Published on January 5th, 2012 | by Tara Alley3
This Year, I Garden (even if it IS only in a jar)
This year I have a 2012 goal. 2012 is the year I stare down my teeny-tiny city suburban apartment, my lawn of pavement and I say “Take that! I WILL garden if it’s the last thing I do.” Dramatic, maybe. Realistic, probably. I grew up with a garden. A really, really big garden. A garden my mom lovingly (and probably begrudgingly too, let’s be honest here) tended summer after summer. I raided sugar snap peas like a bandit and ate hot buttered corn like candy. I also just knew that when I grew up, I’d have a garden.
And then I hit college life, where apartment life was all I could afford. And then I decided I should move south, move big, move to the city. And here, in the midst of suburbia and condominiums and apartment dwellers, real people with real gardens became a distant, fuzzy, nostalgic memory.

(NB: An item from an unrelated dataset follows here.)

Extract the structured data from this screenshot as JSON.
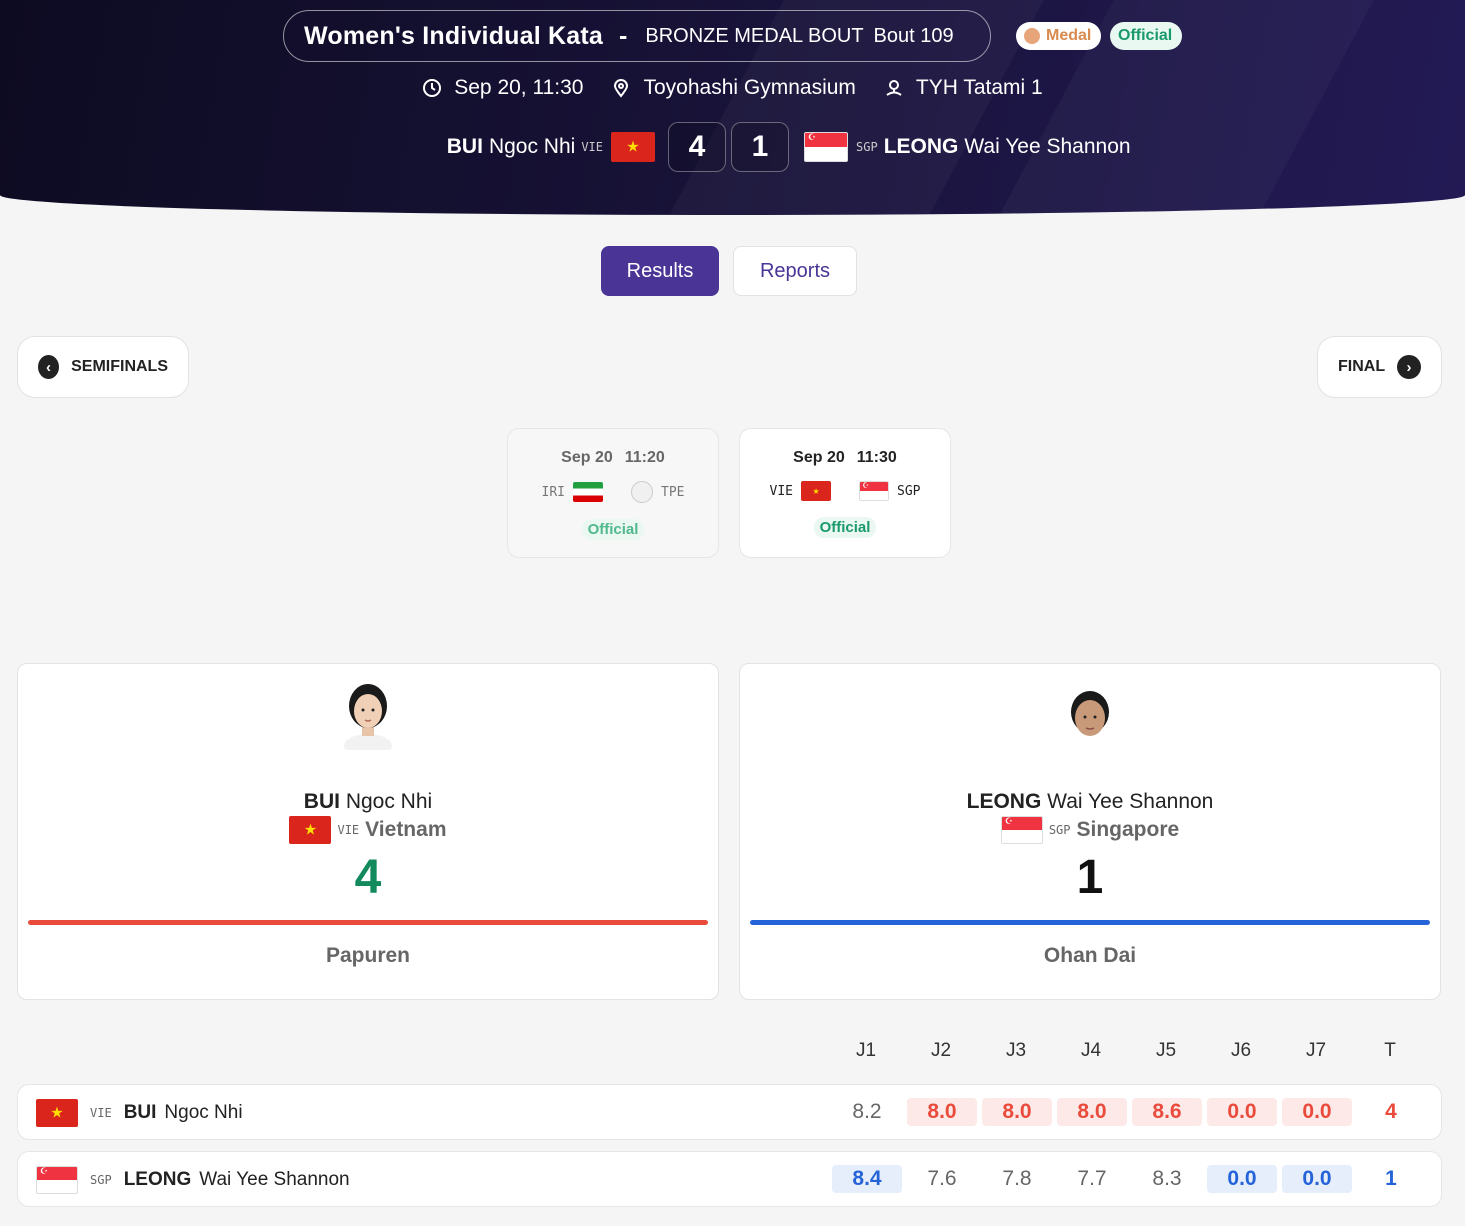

But, just recently, it hit me. I don’t need the biggest garden. Heck, I don’t even need a big garden, or even a tiny garden. I can, rather, be growing all kinds of amazing things within the happy confines of my apartment. Herbs! Lettuce! Tomatoes! Etc.! Etc.! Etc.! And, why am I not growing any of these at all, I wondered? I have no idea! But let me tell you what, in 2012, I’m going to grow the heck out of container gardens. And, in the thought that maybe I’m not the only one who hasn’t yet explored the depths of indoor gardening, I’m compiling some words of wisdom I’ve tracked down, along with a few of my ideas and sources of inspiration to share with you as well. 2012, apartment-condominium-dwellers, let’s do this!

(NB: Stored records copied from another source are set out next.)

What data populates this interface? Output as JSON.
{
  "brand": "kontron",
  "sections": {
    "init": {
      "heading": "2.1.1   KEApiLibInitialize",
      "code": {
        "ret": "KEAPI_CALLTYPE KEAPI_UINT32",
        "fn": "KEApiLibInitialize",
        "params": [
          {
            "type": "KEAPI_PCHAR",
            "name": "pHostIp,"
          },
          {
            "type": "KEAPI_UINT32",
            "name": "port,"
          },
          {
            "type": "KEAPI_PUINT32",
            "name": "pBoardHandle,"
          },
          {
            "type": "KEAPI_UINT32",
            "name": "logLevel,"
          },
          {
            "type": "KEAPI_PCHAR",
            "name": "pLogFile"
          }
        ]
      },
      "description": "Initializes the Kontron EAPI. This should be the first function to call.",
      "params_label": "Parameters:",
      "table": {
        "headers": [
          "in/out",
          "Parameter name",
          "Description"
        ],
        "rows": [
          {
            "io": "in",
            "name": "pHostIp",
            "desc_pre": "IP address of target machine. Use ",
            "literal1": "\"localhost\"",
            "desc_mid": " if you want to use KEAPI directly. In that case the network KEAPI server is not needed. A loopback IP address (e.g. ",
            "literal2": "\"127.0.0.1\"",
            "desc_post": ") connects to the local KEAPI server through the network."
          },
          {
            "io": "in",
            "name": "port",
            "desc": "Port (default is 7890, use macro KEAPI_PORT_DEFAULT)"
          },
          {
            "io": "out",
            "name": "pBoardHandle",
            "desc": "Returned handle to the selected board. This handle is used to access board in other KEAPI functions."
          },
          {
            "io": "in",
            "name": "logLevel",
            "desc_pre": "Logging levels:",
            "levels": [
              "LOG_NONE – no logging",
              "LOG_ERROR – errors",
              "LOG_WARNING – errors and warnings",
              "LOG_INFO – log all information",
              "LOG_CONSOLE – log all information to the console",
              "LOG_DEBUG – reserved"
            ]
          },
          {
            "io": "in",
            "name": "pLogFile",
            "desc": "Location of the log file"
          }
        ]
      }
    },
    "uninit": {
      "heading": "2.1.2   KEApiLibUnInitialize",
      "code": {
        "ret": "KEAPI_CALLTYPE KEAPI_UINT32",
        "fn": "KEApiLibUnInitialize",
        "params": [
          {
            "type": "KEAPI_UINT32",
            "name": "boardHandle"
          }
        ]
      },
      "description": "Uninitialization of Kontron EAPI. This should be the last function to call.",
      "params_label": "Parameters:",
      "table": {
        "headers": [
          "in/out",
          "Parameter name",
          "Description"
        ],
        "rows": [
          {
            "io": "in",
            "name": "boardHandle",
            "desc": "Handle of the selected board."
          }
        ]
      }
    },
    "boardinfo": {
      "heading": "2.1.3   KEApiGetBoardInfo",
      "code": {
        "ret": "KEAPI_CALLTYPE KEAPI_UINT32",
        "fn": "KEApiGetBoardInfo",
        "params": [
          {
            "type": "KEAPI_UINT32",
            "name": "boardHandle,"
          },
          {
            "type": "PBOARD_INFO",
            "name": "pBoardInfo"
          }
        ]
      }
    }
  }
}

I’m a salad adorer. So, of course, “Salad Bowl” gardening is at the top of the list. This idea involves taking a deep bowl/pot/etc. and planting together all your favorite salad ingredients. I’m thinking something along the lines of: spinach and lettuces (butter lettuce, endive, romaine), red and green bell peppers, chives, tomatoes, dill and cucumbers. I also want a “Sprout Jar” or four or five. These will have to include alfalfa, bean, lentil, pumpkin, radish, sunflower and wheat. I’d like a Mexican Salsa dish with tomatoes, onions, cilantro and hot green chiles. And, because why not, I’m going to grow myself a pizza garden complete with cherry tomatoes, basil, peppers, oregano, rosemary, green onions and fennel.
Feeding My Obsession
Fruit! I’m obsessed with fruit. And, did you know that citrus fruits including tangerines, lemons and limes thrive in containers? And, what’s even more: fig trees do too! In fact, they prefer being root bound! Figs! My favorite food ever! I’ll be planting some fruit trees asap. (Granted, I live in California, you may need to check your zones on this one…)
Words of Wisdom from those With Greener Thumbs than I
Having just admitted to never having gardened indoors on my own, I don’t expect you to trust me all that much, but here are a few things I’ve taken note of.
This is what they call “The Test.” Stick your thumb into the top layer of your potting soil, approximately 1-2″ deep. If the soil is moist, don’t water. If the soil is dry, water! Pour water into the drip tray, not the top. This allows the roots to pull the water up. Wait an hour, repeat. Try the test the following day. *Side note: if you plan on using tap water, it might be filled with too much chlorine and/or salt. Using filtered or distilled will be provide healthier, happier plants. If you live in a rainy area, collect rainwater to use.
Of course, not all plants are alike, but in general, a good rule of thumb to follow is 14 hours sunlight to 10 hours of darkness. If you notice limp, wilty plants, something in the lighting is probably off, move it around to see where you get the best results.
If you notice that your plants are:
- not flowering,
- have weak stems,
- lose their leaves often,
- new growth is rare and weak or
- blooms are abnormally small,
you may need to give your plants some extra TLC and feed them. Find an organic, all natural fertilizer and follow the instructions closely. *Note: if you then notice brown leaves or drooping leaves, you’re probably over feeding your plants.
Fortunately for people like me, the gardening community is very sweet, kind and understanding. Friend some gardeners online, get involved in forums and gardening blogs. This way you can ask questions when your fig tree, inevitably, doesn’t produce figs for unknown reasons.